▸ **ABOUT THIS EXERCISE**: Please go line by line through the material and copy each one containing the word "image".

[Opening DATA LISTING section]

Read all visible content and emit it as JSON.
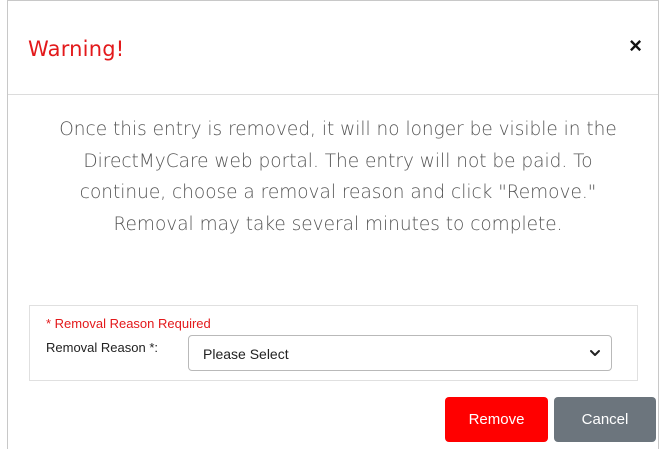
{
  "dialog": {
    "title": "Warning!",
    "close_label": "×",
    "message": "Once this entry is removed, it will no longer be visible in the DirectMyCare web portal. The entry will not be paid. To continue, choose a removal reason and click \"Remove.\" Removal may take several minutes to complete."
  },
  "form": {
    "required_note": "* Removal Reason Required",
    "removal_reason_label": "Removal Reason *:",
    "removal_reason_value": "Please Select"
  },
  "buttons": {
    "remove_label": "Remove",
    "cancel_label": "Cancel"
  },
  "colors": {
    "warning": "#e3191b",
    "remove_button": "#ff0000",
    "cancel_button": "#6c757d"
  }
}
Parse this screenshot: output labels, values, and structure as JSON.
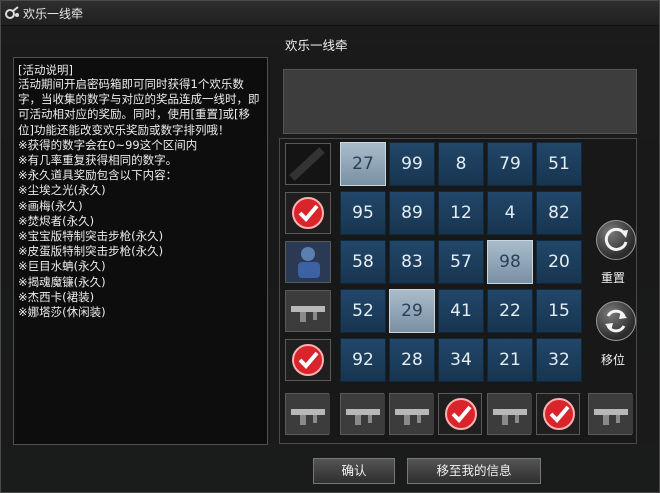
{
  "window": {
    "title": "欢乐一线牵"
  },
  "info": {
    "heading": "[活动说明]",
    "body": "活动期间开启密码箱即可同时获得1个欢乐数字，当收集的数字与对应的奖品连成一线时，即可活动相对应的奖励。同时，使用[重置]或[移位]功能还能改变欢乐奖励或数字排列哦！\n※获得的数字会在0~99这个区间内\n※有几率重复获得相同的数字。\n※永久道具奖励包含以下内容：\n※尘埃之光(永久)\n※画梅(永久)\n※焚烬者(永久)\n※宝宝版特制突击步枪(永久)\n※皮蛋版特制突击步枪(永久)\n※巨目水蚺(永久)\n※揭魂魔镰(永久)\n※杰西卡(裙装)\n※娜塔莎(休闲装)"
  },
  "panel_title": "欢乐一线牵",
  "grid": {
    "rows": [
      [
        {
          "n": "27",
          "lit": true
        },
        {
          "n": "99",
          "lit": false
        },
        {
          "n": "8",
          "lit": false
        },
        {
          "n": "79",
          "lit": false
        },
        {
          "n": "51",
          "lit": false
        }
      ],
      [
        {
          "n": "95",
          "lit": false
        },
        {
          "n": "89",
          "lit": false
        },
        {
          "n": "12",
          "lit": false
        },
        {
          "n": "4",
          "lit": false
        },
        {
          "n": "82",
          "lit": false
        }
      ],
      [
        {
          "n": "58",
          "lit": false
        },
        {
          "n": "83",
          "lit": false
        },
        {
          "n": "57",
          "lit": false
        },
        {
          "n": "98",
          "lit": true
        },
        {
          "n": "20",
          "lit": false
        }
      ],
      [
        {
          "n": "52",
          "lit": false
        },
        {
          "n": "29",
          "lit": true
        },
        {
          "n": "41",
          "lit": false
        },
        {
          "n": "22",
          "lit": false
        },
        {
          "n": "15",
          "lit": false
        }
      ],
      [
        {
          "n": "92",
          "lit": false
        },
        {
          "n": "28",
          "lit": false
        },
        {
          "n": "34",
          "lit": false
        },
        {
          "n": "21",
          "lit": false
        },
        {
          "n": "32",
          "lit": false
        }
      ]
    ]
  },
  "row_rewards": [
    "dark-item",
    "checkmark",
    "character",
    "rifle",
    "checkmark"
  ],
  "column_rewards": [
    "rifle",
    "rifle",
    "rifle",
    "checkmark",
    "rifle",
    "checkmark",
    "rifle"
  ],
  "controls": {
    "reset_label": "重置",
    "shift_label": "移位"
  },
  "buttons": {
    "confirm": "确认",
    "move_to_info": "移至我的信息"
  },
  "colors": {
    "cell": "#1d3f5f",
    "cell_lit": "#9fb3c3",
    "check": "#d8242a"
  }
}
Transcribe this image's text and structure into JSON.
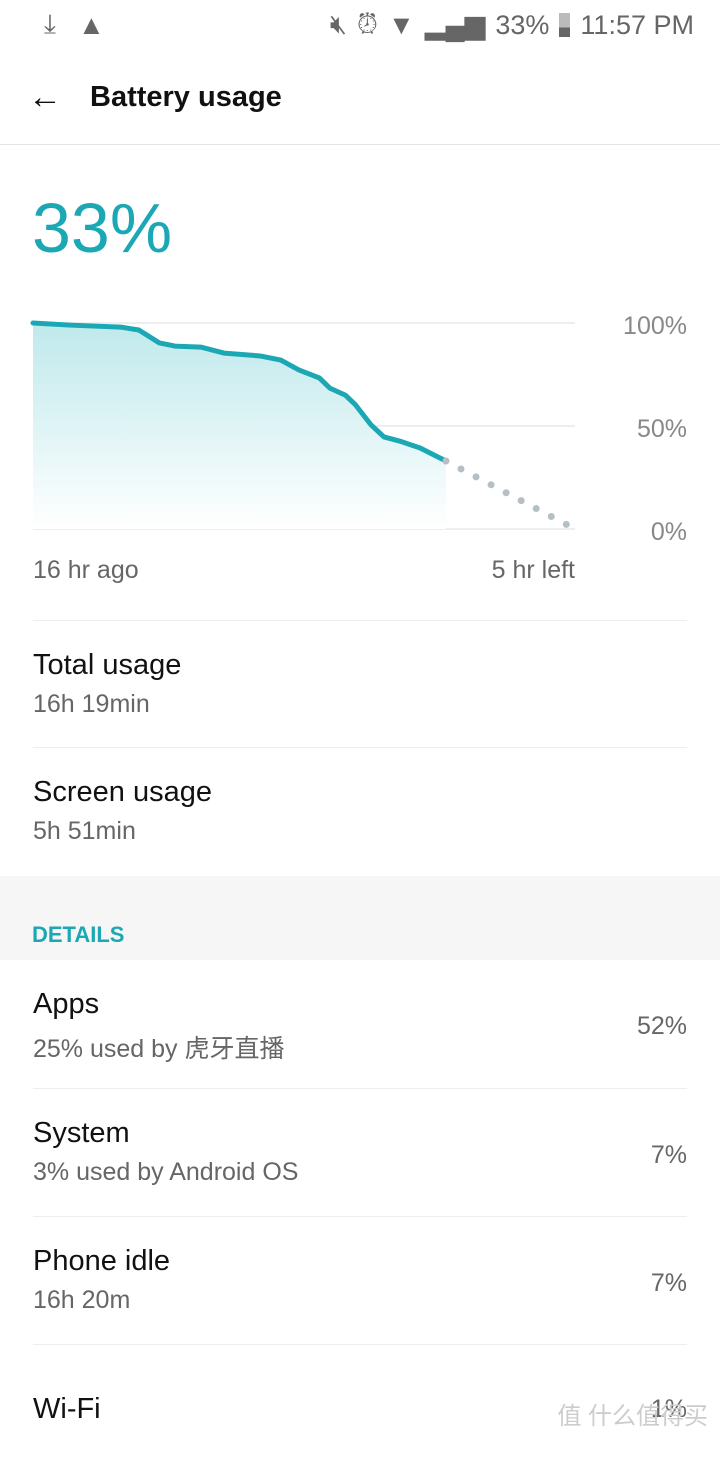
{
  "status_bar": {
    "battery": "33%",
    "time": "11:57 PM",
    "icons": [
      "download-icon",
      "image-icon",
      "mute-icon",
      "alarm-icon",
      "wifi-icon",
      "signal-icon",
      "battery-icon"
    ]
  },
  "header": {
    "title": "Battery usage"
  },
  "battery_level": "33%",
  "accent": "#1ba8b4",
  "chart_data": {
    "type": "area",
    "xlabel": "",
    "ylabel": "",
    "x_labels": [
      "16 hr ago",
      "5 hr left"
    ],
    "y_ticks": [
      "100%",
      "50%",
      "0%"
    ],
    "xlim": [
      -16,
      5
    ],
    "ylim": [
      0,
      100
    ],
    "series": [
      {
        "values": [
          [
            -16,
            100
          ],
          [
            -14.6,
            99
          ],
          [
            -12.6,
            98
          ],
          [
            -11.9,
            96.6
          ],
          [
            -11.1,
            90.3
          ],
          [
            -10.5,
            88.8
          ],
          [
            -9.5,
            88.3
          ],
          [
            -8.6,
            85.4
          ],
          [
            -7.2,
            84
          ],
          [
            -6.4,
            82
          ],
          [
            -5.7,
            77.2
          ],
          [
            -4.9,
            73.3
          ],
          [
            -4.5,
            68.4
          ],
          [
            -3.9,
            65
          ],
          [
            -3.5,
            60.2
          ],
          [
            -2.9,
            50.5
          ],
          [
            -2.4,
            44.7
          ],
          [
            -1.8,
            42.7
          ],
          [
            -1,
            39.3
          ],
          [
            0,
            33
          ]
        ]
      },
      {
        "projected": true,
        "values": [
          [
            0,
            33
          ],
          [
            5,
            0
          ]
        ]
      }
    ],
    "grid": true
  },
  "summary": [
    {
      "label": "Total usage",
      "value": "16h 19min"
    },
    {
      "label": "Screen usage",
      "value": "5h 51min"
    }
  ],
  "details_header": "DETAILS",
  "details": [
    {
      "label": "Apps",
      "sub": "25% used by 虎牙直播",
      "pct": "52%"
    },
    {
      "label": "System",
      "sub": "3% used by Android OS",
      "pct": "7%"
    },
    {
      "label": "Phone idle",
      "sub": "16h 20m",
      "pct": "7%"
    },
    {
      "label": "Wi-Fi",
      "sub": "",
      "pct": "1%"
    }
  ],
  "watermark": "值 什么值得买"
}
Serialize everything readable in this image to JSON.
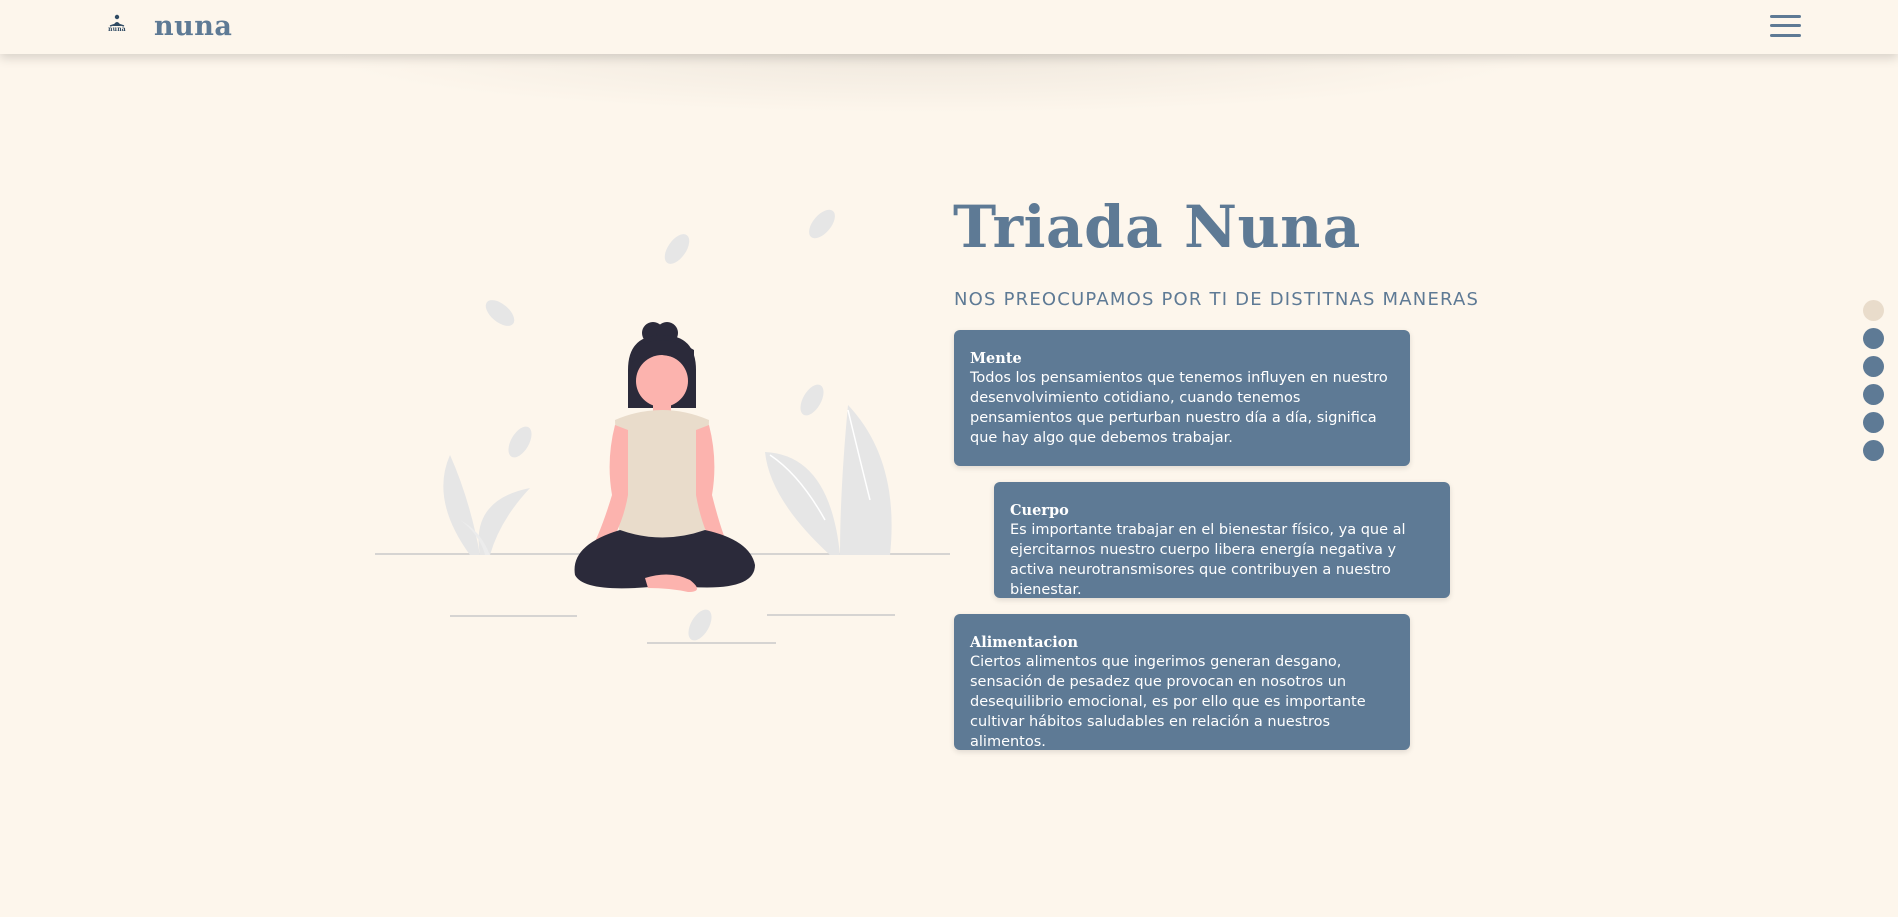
{
  "header": {
    "logo_small_text": "nuna",
    "brand": "nuna",
    "menu_icon": "hamburger-menu-icon"
  },
  "hero": {
    "title": "Triada Nuna",
    "subtitle": "NOS PREOCUPAMOS POR TI DE DISTITNAS MANERAS"
  },
  "cards": [
    {
      "title": "Mente",
      "text": "Todos los pensamientos que tenemos influyen en nuestro desenvolvimiento cotidiano, cuando tenemos pensamientos que perturban nuestro día a día, significa que hay algo que debemos trabajar."
    },
    {
      "title": "Cuerpo",
      "text": "Es importante trabajar en el bienestar físico, ya que al ejercitarnos nuestro cuerpo libera energía negativa y activa neurotransmisores que contribuyen a nuestro bienestar."
    },
    {
      "title": "Alimentacion",
      "text": "Ciertos alimentos que ingerimos generan desgano, sensación de pesadez que provocan en nosotros un desequilibrio emocional, es por ello que es importante cultivar hábitos saludables en relación a nuestros alimentos."
    }
  ],
  "pagination": {
    "count": 6,
    "active_index": 0
  },
  "colors": {
    "background": "#fdf6ec",
    "primary": "#5e7a95",
    "dot_active": "#e9dccb",
    "skin": "#fcb3ae",
    "shirt": "#e9dccb",
    "dark": "#2b2a3a",
    "leaf": "#e6e6e6"
  }
}
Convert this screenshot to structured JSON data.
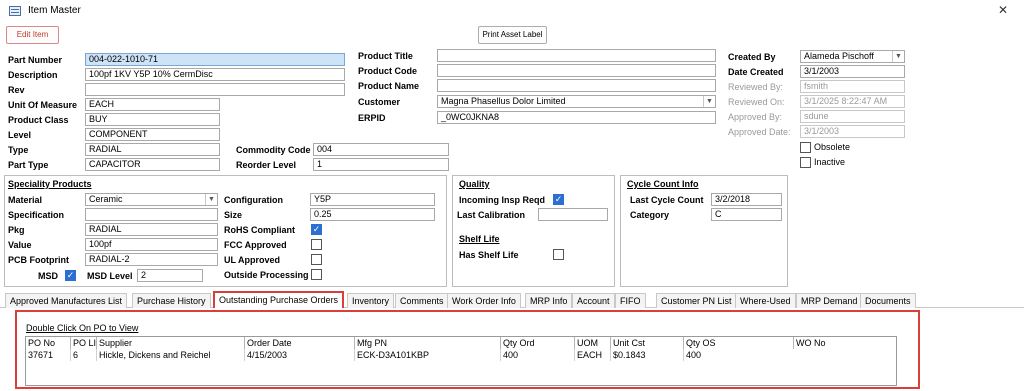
{
  "window": {
    "title": "Item Master",
    "close_glyph": "✕"
  },
  "toolbar": {
    "edit_item": "Edit Item",
    "print_asset_label": "Print Asset Label"
  },
  "main": {
    "part_number": {
      "label": "Part Number",
      "value": "004-022-1010-71"
    },
    "description": {
      "label": "Description",
      "value": "100pf 1KV Y5P 10% CermDisc"
    },
    "rev": {
      "label": "Rev",
      "value": ""
    },
    "unit_of_measure": {
      "label": "Unit Of Measure",
      "value": "EACH"
    },
    "product_class": {
      "label": "Product Class",
      "value": "BUY"
    },
    "level": {
      "label": "Level",
      "value": "COMPONENT"
    },
    "type": {
      "label": "Type",
      "value": "RADIAL"
    },
    "part_type": {
      "label": "Part Type",
      "value": "CAPACITOR"
    },
    "commodity_code": {
      "label": "Commodity Code",
      "value": "004"
    },
    "reorder_level": {
      "label": "Reorder Level",
      "value": "1"
    },
    "product_title": {
      "label": "Product Title",
      "value": ""
    },
    "product_code": {
      "label": "Product Code",
      "value": ""
    },
    "product_name": {
      "label": "Product Name",
      "value": ""
    },
    "customer": {
      "label": "Customer",
      "value": "Magna Phasellus Dolor Limited"
    },
    "erpid": {
      "label": "ERPID",
      "value": "_0WC0JKNA8"
    }
  },
  "right": {
    "created_by": {
      "label": "Created By",
      "value": "Alameda Pischoff"
    },
    "date_created": {
      "label": "Date Created",
      "value": "3/1/2003"
    },
    "reviewed_by": {
      "label": "Reviewed By:",
      "value": "fsmith"
    },
    "reviewed_on": {
      "label": "Reviewed On:",
      "value": "3/1/2025 8:22:47 AM"
    },
    "approved_by": {
      "label": "Approved By:",
      "value": "sdune"
    },
    "approved_date": {
      "label": "Approved Date:",
      "value": "3/1/2003"
    },
    "obsolete": {
      "label": "Obsolete",
      "checked": false
    },
    "inactive": {
      "label": "Inactive",
      "checked": false
    }
  },
  "speciality": {
    "title": "Speciality Products",
    "material": {
      "label": "Material",
      "value": "Ceramic"
    },
    "specification": {
      "label": "Specification",
      "value": ""
    },
    "pkg": {
      "label": "Pkg",
      "value": "RADIAL"
    },
    "value": {
      "label": "Value",
      "value": "100pf"
    },
    "pcb_footprint": {
      "label": "PCB Footprint",
      "value": "RADIAL-2"
    },
    "msd": {
      "label": "MSD",
      "checked": true
    },
    "msd_level": {
      "label": "MSD Level",
      "value": "2"
    },
    "configuration": {
      "label": "Configuration",
      "value": "Y5P"
    },
    "size": {
      "label": "Size",
      "value": "0.25"
    },
    "rohs_compliant": {
      "label": "RoHS Compliant",
      "checked": true
    },
    "fcc_approved": {
      "label": "FCC Approved",
      "checked": false
    },
    "ul_approved": {
      "label": "UL Approved",
      "checked": false
    },
    "outside_processing": {
      "label": "Outside Processing",
      "checked": false
    }
  },
  "quality": {
    "title": "Quality",
    "incoming_insp_reqd": {
      "label": "Incoming Insp Reqd",
      "checked": true
    },
    "last_calibration": {
      "label": "Last Calibration",
      "value": ""
    },
    "shelf_life_title": "Shelf Life",
    "has_shelf_life": {
      "label": "Has Shelf Life",
      "checked": false
    }
  },
  "cycle_count": {
    "title": "Cycle Count Info",
    "last_cycle_count": {
      "label": "Last Cycle Count",
      "value": "3/2/2018"
    },
    "category": {
      "label": "Category",
      "value": "C"
    }
  },
  "tabs": [
    {
      "label": "Approved Manufactures List"
    },
    {
      "label": "Purchase History"
    },
    {
      "label": "Outstanding Purchase Orders"
    },
    {
      "label": "Inventory"
    },
    {
      "label": "Comments"
    },
    {
      "label": "Work Order Info"
    },
    {
      "label": "MRP Info"
    },
    {
      "label": "Account"
    },
    {
      "label": "FIFO"
    },
    {
      "label": "Customer PN List"
    },
    {
      "label": "Where-Used"
    },
    {
      "label": "MRP Demand"
    },
    {
      "label": "Documents"
    }
  ],
  "active_tab_index": 2,
  "po_panel": {
    "hint": "Double Click On PO to View",
    "columns": [
      "PO No",
      "PO LI",
      "Supplier",
      "Order Date",
      "Mfg PN",
      "Qty Ord",
      "UOM",
      "Unit Cst",
      "Qty OS",
      "WO No"
    ],
    "rows": [
      [
        "37671",
        "6",
        "Hickle, Dickens and Reichel",
        "4/15/2003",
        "ECK-D3A101KBP",
        "400",
        "EACH",
        "$0.1843",
        "400",
        ""
      ]
    ]
  },
  "colors": {
    "highlight_red": "#d9403b",
    "checkbox_blue": "#2a6fd1",
    "selection": "#cde3f7"
  },
  "icons": {
    "app": "form-icon",
    "close": "close-icon",
    "dropdown": "chevron-down-icon",
    "check": "checkmark-icon"
  }
}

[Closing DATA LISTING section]

▸ **ANSWER SPACE**:
Transcribe this image's text and structure into JSON.
      "image-icon",
Serialize everything readable in this image to JSON.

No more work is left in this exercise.